Nature goes on to say “…scientists in India should not cheer the government’s attempts to suppress dissent, even if it helps them to achieve their research goals. It would be wrong to blame environmental advocates for India’s lengthy and fault-ridden procedures for weighing up the impact of projects. The solution is not to silence discussion or to shrink environmental oversight. Rather, India should make strategic improvements to the environmental evaluation process that balance progress with protection”.
So there we are. With visions of innovation, progress, ambition and censorship all being bundled up in various permutations and combinations to formulate claims of working in the ‘national interest’. On this note, I’ll leave our readers with a few questions to ponder and maybe throw up more questions / answer in the comments.
1. In what manner should the Government step in (if at all) to address long standing problems that have trouble being solved through decentralized market-centric formulas — Such as public health issues for example, such as malaria, TB, HIV. Perhaps even cancers, diabetes, heart and lung disorders? Or should we wait till ‘innovation’ or some other organic solution solves this for us — such as waiting for cancer drugs to be developed, and then go off patent, and then eventually become easily accessible?

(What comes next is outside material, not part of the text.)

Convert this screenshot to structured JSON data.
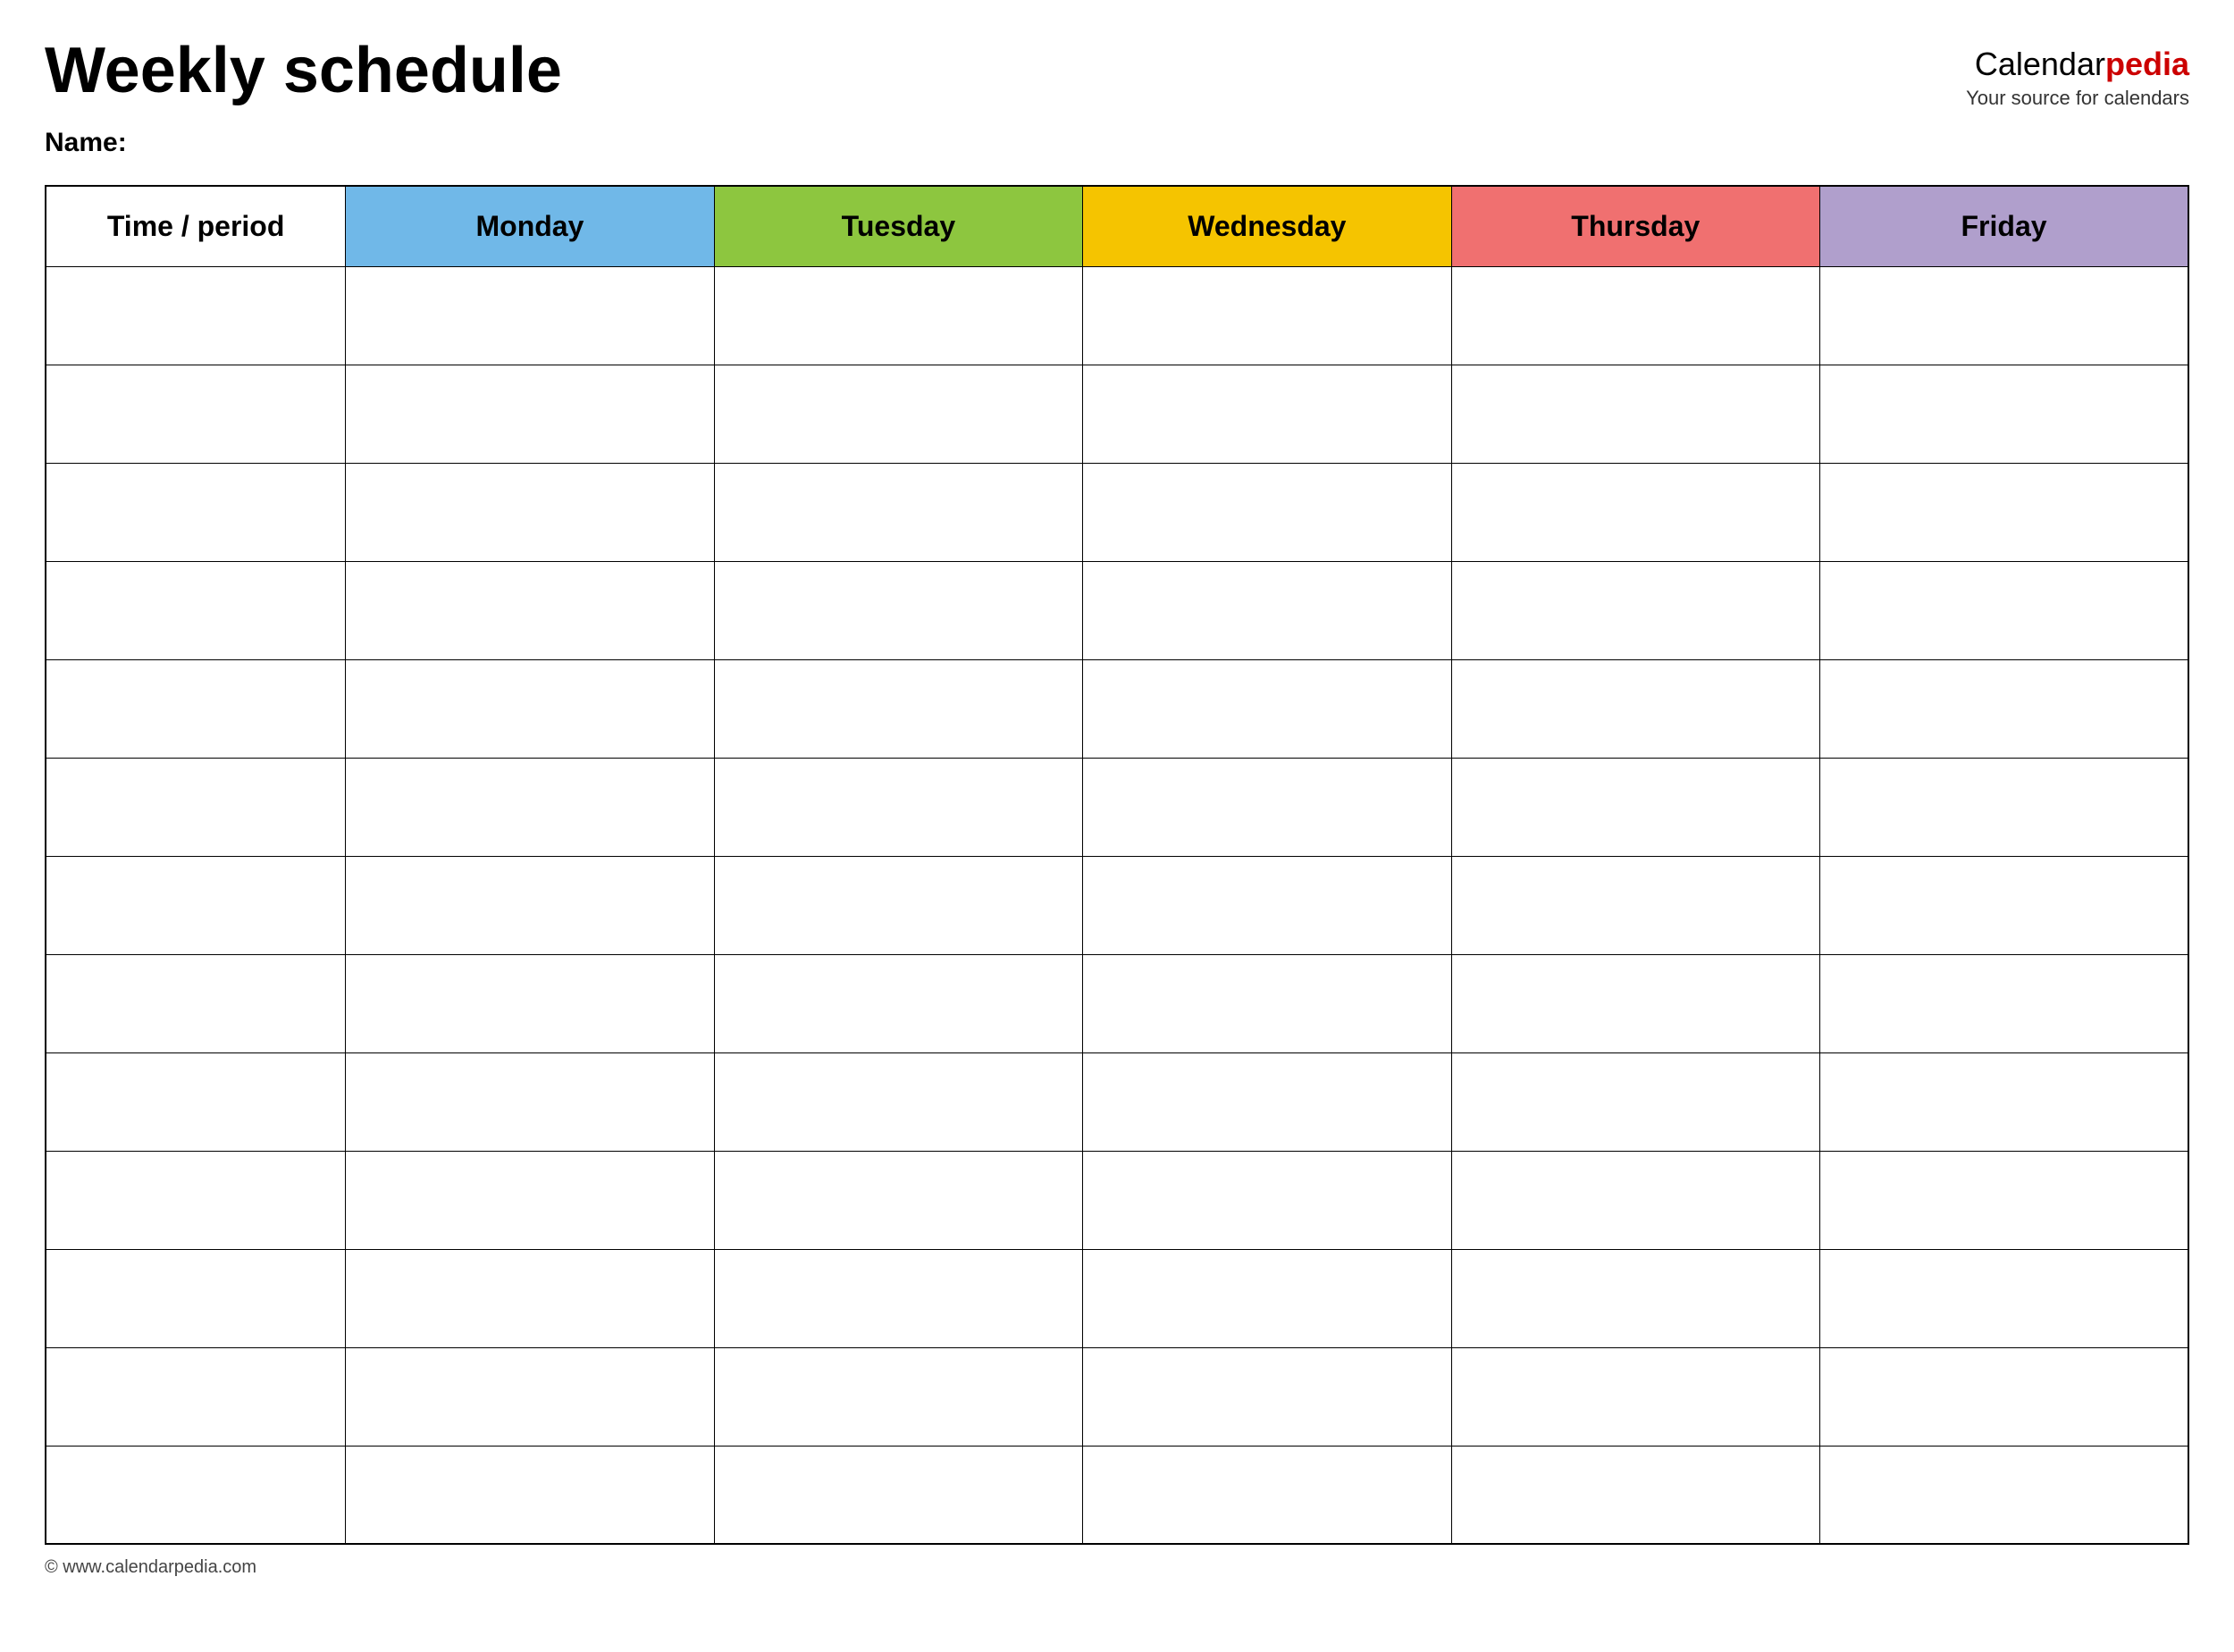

2. Environmental damage and ‘development’ have had a positive relationship through history. Does this mean environmental damage is acceptable in our quest to develop and grow fast? Or should some responsibility be placed on the Government (or developed countries?) to focus on, and allow only sustainable eco-friendly development. Is there a conflict between “Progress” and “Ambition” here? What about with “innovations”?

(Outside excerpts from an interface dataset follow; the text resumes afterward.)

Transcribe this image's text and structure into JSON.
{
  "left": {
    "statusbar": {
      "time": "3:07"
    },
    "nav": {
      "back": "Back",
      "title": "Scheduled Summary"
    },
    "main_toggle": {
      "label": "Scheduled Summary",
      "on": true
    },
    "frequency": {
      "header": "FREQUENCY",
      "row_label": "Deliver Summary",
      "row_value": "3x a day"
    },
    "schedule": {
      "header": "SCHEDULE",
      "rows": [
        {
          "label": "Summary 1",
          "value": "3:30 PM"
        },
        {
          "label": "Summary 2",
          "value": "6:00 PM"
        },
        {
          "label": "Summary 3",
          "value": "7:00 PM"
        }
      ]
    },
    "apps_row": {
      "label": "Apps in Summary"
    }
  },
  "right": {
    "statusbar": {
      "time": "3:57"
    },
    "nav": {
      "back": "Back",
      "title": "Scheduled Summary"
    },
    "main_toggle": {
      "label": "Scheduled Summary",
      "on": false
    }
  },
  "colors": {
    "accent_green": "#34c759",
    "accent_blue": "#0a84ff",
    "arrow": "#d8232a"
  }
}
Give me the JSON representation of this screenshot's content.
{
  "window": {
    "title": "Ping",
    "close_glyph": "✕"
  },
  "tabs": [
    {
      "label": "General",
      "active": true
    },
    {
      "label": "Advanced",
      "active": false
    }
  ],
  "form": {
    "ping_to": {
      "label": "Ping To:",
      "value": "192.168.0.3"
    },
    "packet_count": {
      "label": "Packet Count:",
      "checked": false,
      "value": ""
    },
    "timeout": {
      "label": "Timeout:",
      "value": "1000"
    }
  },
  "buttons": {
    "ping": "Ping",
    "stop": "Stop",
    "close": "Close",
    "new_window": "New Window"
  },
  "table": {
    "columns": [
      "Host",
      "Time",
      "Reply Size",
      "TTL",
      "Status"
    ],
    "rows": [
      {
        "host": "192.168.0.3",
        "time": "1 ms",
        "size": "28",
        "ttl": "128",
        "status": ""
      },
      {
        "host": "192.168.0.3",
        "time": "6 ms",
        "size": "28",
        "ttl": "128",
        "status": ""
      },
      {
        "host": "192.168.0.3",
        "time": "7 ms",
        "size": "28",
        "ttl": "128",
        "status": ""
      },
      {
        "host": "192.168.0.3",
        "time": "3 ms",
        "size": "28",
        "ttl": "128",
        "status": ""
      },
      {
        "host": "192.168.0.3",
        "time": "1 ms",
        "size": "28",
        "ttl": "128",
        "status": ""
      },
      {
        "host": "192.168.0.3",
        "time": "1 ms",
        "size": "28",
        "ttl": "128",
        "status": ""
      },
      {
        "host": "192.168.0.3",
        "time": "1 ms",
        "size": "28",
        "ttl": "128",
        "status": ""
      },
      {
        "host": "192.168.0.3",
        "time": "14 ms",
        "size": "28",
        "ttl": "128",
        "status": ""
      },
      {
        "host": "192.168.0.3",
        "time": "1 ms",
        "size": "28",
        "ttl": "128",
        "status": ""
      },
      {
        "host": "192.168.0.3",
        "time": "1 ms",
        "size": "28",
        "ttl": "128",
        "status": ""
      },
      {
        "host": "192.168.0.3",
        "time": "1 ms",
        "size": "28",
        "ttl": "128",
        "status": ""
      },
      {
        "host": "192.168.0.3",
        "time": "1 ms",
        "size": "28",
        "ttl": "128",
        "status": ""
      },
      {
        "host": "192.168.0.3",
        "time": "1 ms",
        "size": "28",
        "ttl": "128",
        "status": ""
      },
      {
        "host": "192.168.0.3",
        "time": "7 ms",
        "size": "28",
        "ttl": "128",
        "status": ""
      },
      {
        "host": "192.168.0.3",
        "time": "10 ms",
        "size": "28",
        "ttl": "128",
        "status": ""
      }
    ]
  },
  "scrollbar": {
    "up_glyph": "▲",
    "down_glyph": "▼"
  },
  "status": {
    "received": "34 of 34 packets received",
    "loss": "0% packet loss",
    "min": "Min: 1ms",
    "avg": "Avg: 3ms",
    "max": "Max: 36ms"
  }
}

3. How does one solve the bureaucratic mess faced by scientists in this country!?
4. And finally, what does one make of the GMO field trials being carried out in relative secrecy? Necessary to “progress”? Necessary to ignore dissent? And if its necessary to ignore dissent to progress, is it really progress??
2 thoughts on “Innovation, Progress, Ambition and Censorship”
“Innovation differs from progress in many ways. Have learned a lot and actually to know that there is a difference between the two.
Innovation does not contain an implication of a grand path or a grand design of a knowable future. It makes no claim on the future, except that it always exists in that future, just out of reach of the now. this is a very informative blog!